The first troops landing on Omaha beach face a massacre. In Company A, 116th Infantry of the 29th Division, 19 men from the small town of Bedford, Virginia, are hit by machine gun fire – almost all the young males from this rural community die in minutes. Many wounded men drown as the tide rises. Total American losses for the day on Omaha beach are about 2,500 dead, one of the worst days in US military history.
Gold, Juno and Sword beaches, Normandy
H-Hour on the British and Canadian beaches, as the low tide is one hour later further east. The British use their armour far more effectively than the Americans, with many floating tanks coming ashore to provide vital assistance to the infantry.
On Gold beach there is stiff resistance around the seaside town of Le Hamel, but this is overcome. British troops advance three miles inland by the end of the day to the edge of Bayeux, with its tapestry of the Norman invasion of England. On Sword beach flail tanks clear routes through minefields for the infantry. Lord Lovat and his commando brigade lands to the sound of bagpipes and capture Ouistreham, then march inland and, with the pipes still playing, link up with the tiny force at Pegasus Bridge.
On Juno beach the Canadians have a much tougher time with heavy German shelling of their landing craft – 20 out of 24 in the first wave are lost. It takes the Canadians three hours’ bitter fighting to capture the town of St-Aubin-sur-Mer and crush resistance.
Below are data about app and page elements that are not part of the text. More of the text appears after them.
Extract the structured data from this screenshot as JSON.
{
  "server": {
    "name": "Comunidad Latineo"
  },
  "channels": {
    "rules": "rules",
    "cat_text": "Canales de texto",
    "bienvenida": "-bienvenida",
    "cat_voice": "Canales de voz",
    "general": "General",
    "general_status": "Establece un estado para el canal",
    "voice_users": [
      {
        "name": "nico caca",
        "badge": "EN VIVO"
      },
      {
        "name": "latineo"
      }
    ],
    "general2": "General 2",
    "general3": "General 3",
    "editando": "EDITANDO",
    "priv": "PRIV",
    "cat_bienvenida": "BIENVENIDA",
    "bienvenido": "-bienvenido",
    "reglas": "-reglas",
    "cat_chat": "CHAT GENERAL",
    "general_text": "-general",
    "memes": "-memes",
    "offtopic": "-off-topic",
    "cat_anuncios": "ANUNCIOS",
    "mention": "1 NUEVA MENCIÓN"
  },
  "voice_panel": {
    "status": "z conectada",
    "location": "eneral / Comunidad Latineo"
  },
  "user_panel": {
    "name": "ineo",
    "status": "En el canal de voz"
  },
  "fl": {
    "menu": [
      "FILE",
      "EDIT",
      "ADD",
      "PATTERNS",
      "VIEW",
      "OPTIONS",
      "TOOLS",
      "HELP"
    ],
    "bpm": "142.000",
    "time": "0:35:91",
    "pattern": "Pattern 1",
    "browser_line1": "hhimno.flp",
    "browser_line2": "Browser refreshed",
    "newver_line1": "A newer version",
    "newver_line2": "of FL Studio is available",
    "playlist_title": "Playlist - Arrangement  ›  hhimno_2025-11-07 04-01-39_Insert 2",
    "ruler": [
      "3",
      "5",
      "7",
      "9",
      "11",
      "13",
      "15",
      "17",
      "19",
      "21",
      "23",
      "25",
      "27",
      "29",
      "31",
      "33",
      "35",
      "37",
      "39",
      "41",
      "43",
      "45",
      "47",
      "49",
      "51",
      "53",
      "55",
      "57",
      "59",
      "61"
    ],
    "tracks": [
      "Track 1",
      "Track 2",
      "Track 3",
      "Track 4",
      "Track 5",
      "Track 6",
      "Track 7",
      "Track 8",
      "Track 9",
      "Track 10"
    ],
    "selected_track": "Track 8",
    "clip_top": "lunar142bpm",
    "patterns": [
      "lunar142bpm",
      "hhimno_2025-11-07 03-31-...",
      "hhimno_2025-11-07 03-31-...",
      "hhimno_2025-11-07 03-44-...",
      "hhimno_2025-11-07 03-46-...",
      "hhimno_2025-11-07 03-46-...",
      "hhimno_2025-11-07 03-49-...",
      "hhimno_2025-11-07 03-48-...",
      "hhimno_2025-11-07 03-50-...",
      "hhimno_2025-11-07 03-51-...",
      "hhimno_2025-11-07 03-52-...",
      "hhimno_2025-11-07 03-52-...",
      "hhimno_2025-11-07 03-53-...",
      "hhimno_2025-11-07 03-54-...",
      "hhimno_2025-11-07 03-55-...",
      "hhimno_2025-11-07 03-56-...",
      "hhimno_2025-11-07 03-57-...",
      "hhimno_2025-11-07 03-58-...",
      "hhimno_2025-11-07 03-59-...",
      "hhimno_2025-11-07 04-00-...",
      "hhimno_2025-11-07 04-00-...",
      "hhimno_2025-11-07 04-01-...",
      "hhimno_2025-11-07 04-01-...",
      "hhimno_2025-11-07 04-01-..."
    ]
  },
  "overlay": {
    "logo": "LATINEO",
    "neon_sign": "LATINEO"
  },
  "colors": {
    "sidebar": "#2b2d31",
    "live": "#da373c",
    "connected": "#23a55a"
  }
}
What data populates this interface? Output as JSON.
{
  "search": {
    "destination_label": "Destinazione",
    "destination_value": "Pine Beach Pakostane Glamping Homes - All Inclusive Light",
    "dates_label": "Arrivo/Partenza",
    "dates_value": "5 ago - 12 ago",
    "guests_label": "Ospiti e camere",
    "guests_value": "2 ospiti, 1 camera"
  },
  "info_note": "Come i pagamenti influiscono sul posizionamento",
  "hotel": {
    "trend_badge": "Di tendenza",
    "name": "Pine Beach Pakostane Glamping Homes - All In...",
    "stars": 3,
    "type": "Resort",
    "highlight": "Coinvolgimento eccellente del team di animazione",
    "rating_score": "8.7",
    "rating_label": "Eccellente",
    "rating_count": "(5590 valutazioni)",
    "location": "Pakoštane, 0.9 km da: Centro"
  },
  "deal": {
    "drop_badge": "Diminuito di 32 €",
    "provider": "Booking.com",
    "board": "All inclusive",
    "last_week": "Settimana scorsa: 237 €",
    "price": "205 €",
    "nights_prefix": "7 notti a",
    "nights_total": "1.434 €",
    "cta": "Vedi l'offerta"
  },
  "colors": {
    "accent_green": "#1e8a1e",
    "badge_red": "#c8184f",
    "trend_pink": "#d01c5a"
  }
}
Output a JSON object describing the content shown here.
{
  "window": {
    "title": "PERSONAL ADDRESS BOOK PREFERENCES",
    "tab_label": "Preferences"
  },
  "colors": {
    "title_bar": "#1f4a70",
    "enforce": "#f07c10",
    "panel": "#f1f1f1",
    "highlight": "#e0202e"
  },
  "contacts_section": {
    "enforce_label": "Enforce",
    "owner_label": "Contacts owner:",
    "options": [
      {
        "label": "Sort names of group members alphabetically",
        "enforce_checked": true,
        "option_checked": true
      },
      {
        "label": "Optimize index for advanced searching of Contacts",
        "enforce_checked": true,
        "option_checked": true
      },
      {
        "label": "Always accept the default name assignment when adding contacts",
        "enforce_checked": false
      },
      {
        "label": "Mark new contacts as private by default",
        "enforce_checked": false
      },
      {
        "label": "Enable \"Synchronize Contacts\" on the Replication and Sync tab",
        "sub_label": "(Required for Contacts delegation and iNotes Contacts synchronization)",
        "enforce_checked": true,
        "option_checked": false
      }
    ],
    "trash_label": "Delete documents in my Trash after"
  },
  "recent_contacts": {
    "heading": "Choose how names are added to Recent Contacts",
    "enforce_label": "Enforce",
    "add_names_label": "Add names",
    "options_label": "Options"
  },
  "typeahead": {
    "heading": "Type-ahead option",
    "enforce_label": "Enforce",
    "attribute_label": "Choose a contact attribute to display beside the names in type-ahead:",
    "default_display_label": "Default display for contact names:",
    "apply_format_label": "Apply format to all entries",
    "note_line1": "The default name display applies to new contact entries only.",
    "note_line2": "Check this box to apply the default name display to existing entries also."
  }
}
The English channel
From his command HQ on the battleship USS Augusta, General Omar Bradley, commander of the US landing forces, contemplates abandoning the disaster of Omaha beach. Supporting waves of US troops were about to be ordered to land on other beaches, leaving a vast hole in the centre of the invasion.
However, as he is considering this radical step, US destroyers risk beaching themselves by going close inshore to fire their 5-inch guns directly on to the German gun positions.
And on the beach, Brigadier General Norman Cota rallies his men, who have got as far as the sea wall, and encourages them to begin the assault that at last overwhelms the German defences. Cota wins a Distinguished Service Cross for getting his men to advance.
The BBC makes the first announcement that landings are taking place in northern France. In Britain people are both exhilarated and overwhelmed. Many realise this must be the long-awaited opening of the Second Front and, they hope, the beginning of the end of the war that has lasted for nearly five years.
People hover around radios all day, desperate for news. Workers in war factories stop work and sing ‘God Save the King’. Churches are filled with people praying.
The BBC broadcasts a part of Allied commander General Dwight Eisenhower’s speech to his men of the night before, calling the events a ‘great crusade’. He said:’The hopes and prayers of liberty-loving people everywhere march with you.’ He had also written a short speech in case the landings failed, taking full responsibility. Across southern Britain, strangers stop American soldiers on the street and shake their hands.
Berchtesgaden, southern Germany
Hitler wakes up. Staff at his mountain retreat had refused to rouse him when first reports of paratroop landings and a potential invasion came in through the night. When he finally does get up, he disregards the reports of an Allied invasion in Normandy.
He lunches with the new Hungarian Prime Minister, telling him: ‘The news could not be better … Now we have them [the Allied armies] where we can destroy them.’
Hitler’s behaviour during the day is critical: only he has authority to launch the Panzer divisions held in strategic reserve against the landing beaches.
A row between Field Marshal Erwin Rommel and Karl Rudolf Gerd von Rundstedt, commander of German forces in the west, about the location of the reserves, is resolved by Hitler with a fudge: he will control the Panzer reserves, and they can go into action only on his command. In the early, critical hours of D-Day, no command is sent to the 21st Panzer Division waiting around Caen with engines running.
Thank you for remembering these great Warriors